The performance of three aluminium anode materials has been evaluated for a sub-sea gas transmission line with an external sour environment. Anode capacity tests were carried out in simulated service environments containing sour sea water with 10 ppm H2S and 2000 ppm H2S and sour sediment with 1000 ppm H2S. Comparative tests
were undertaken in control environments with aerated non-sour sea water and sediment. Standard testing to DNV RP B401 was also undertaken. All testing was at 20°C. The results show no systematic difference between the performance of the three test materials in each test environment. High anode capacities were measured in the non

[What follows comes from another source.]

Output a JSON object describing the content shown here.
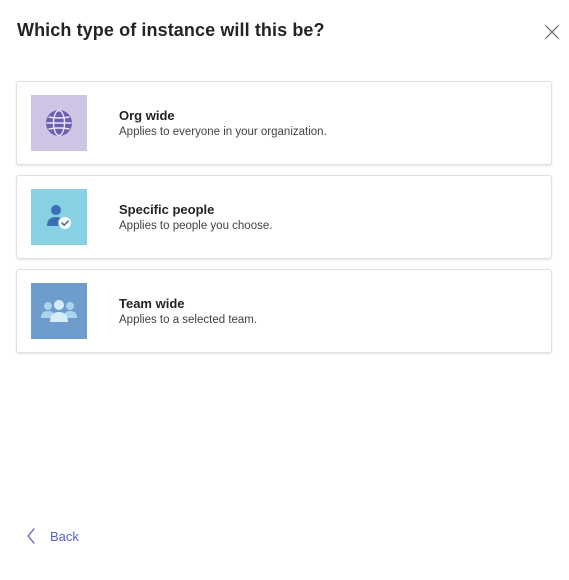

sour sea water tests and RP B401 tests. Similar high capacities were obtained in sour sea water with 10 ppm H2S. Lower capacities were measured in the non sour sediment compared to non sour water. The effect of increasing H2S levels resulted in severe Iocalised corrosion of the materials and significantly reduced capacities.